Tulipan Verlag, September 2009, 256 pp.
ISBN: 978 3 939944 34 8 Author&Rights
In this perceptive and very funny tale for pre-teens it’s 1989, and ten-year-old Anne, from Hamburg, is setting off on a school trip to Hungary. Anne’s father (as she believes) is dead, and she and her mother live in a commune. Anne wishes she could have a ‘normal’ family, and that her mother had more time to spend with her. On the way her teachers talk about the complaints that people from East Germany are starting to make about conditions on their side of the Wall, and Anne reflects that it’s a good thing her mother, as a journalist, got out when she did.
They arrive in Hungary at the same time as a group from East Germany, and Anne is startled to see a girl, Marie, who looks exactly like herself. They discover that they share a birthday. Marie is from Berlin, and lives with her father – and they are, of course, twins, now divided by the Wall. As the two groups prepare to go home, Anne and Marie swap places. They’ve given each other a basic briefing about their respective lives and how to behave, but being ten, of course, they tend to leave things out. In East Berlin, Anne is immediately struck by how grey everything is, and how there don’t appear to be any shops.
Meanwhile, in Hamburg, Anne’s mum thinks there’s something slightly odd about Marie. Evi, the little girl of the other family in the commune, refuses to believe that she actually is ‘her’ Anne. Marie finds school in the West baffling – the classrooms aren’t silent, sports are adjusted so that even the weaker pupils have a chance, and worst of all in Drama they’re expected to improvise! In the meantime in East Berlin, Anne comes a cropper when asked to heat the flat.

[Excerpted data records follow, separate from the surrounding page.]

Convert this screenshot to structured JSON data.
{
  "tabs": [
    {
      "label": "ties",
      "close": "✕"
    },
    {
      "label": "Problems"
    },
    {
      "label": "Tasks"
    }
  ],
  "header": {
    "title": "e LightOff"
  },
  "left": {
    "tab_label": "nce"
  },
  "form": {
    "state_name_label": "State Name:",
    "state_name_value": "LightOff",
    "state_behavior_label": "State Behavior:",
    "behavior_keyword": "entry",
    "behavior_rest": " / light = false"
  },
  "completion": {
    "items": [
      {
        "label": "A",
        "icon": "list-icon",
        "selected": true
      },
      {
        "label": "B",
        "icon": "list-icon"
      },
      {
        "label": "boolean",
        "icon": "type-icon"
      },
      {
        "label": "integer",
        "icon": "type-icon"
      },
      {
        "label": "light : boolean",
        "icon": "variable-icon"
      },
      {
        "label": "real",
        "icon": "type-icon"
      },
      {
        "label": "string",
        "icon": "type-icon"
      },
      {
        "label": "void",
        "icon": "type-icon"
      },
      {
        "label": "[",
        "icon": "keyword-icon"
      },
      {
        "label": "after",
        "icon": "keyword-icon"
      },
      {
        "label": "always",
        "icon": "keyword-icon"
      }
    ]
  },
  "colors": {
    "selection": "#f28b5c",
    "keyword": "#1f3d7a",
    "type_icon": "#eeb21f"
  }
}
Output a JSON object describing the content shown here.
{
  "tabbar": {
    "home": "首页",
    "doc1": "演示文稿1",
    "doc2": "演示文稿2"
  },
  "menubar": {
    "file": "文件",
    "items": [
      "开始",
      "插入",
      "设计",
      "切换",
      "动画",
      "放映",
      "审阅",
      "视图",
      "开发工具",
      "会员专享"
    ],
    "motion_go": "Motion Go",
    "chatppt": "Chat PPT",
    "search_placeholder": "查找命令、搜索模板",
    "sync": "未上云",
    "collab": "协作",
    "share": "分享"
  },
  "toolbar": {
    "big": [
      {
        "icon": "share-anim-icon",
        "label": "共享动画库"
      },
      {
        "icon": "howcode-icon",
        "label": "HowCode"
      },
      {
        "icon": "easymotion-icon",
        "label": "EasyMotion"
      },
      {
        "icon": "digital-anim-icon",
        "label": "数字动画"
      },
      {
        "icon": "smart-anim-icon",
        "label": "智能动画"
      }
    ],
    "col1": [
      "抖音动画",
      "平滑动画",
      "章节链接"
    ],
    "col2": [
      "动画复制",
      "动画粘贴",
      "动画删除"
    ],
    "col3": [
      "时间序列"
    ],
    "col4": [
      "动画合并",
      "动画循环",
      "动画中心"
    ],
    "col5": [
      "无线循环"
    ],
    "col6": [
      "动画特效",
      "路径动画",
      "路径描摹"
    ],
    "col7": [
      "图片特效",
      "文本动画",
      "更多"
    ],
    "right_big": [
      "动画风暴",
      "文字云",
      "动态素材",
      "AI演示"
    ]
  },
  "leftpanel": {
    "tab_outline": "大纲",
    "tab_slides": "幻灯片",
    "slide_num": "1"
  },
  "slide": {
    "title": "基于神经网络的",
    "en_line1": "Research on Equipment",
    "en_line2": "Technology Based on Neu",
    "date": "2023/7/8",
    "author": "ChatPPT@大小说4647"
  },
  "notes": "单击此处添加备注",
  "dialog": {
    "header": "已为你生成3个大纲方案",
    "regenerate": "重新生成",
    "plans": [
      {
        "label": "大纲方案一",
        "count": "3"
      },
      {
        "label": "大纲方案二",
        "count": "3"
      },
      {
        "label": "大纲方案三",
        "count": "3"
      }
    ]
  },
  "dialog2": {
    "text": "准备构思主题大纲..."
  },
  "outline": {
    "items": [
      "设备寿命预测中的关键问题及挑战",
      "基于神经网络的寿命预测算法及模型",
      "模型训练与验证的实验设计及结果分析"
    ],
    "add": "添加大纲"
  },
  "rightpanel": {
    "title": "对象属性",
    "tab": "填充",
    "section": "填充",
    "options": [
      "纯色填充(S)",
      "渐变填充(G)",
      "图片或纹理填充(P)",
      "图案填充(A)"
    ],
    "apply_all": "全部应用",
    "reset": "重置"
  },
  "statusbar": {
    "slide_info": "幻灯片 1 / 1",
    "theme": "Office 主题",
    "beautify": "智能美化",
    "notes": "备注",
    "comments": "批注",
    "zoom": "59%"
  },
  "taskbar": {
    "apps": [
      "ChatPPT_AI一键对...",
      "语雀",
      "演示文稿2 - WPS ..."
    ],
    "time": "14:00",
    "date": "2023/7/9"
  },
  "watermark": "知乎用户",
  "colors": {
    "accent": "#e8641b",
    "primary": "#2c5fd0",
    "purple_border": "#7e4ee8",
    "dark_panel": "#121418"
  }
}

Where does the coal go?
By now, though, Marie is missing her father and Anne her mother. Anne’s teacher starts to get suspicious, and she sends a letter to the girl’s mother. Marie tries to intercept it and fails, then confesses all. Her mother breaks down and tells her the whole story, then mother and daughter drive to Berlin, their arrival coinciding with the fall of the Wall. There is a happy reunion, and father and mother realise they have stronger feelings for one another than they thought. The family is united, and so is Germany.
‘Young and old readers can experience contemporary history in a narrative full of suspense and emotion.’
– Stuttgarter Zeitung‘Nina Petrick sketches a comprehensible image of life in both German states, without recourse to the usual clichés or political blindspots.’
– Deutschlandradio Kultur#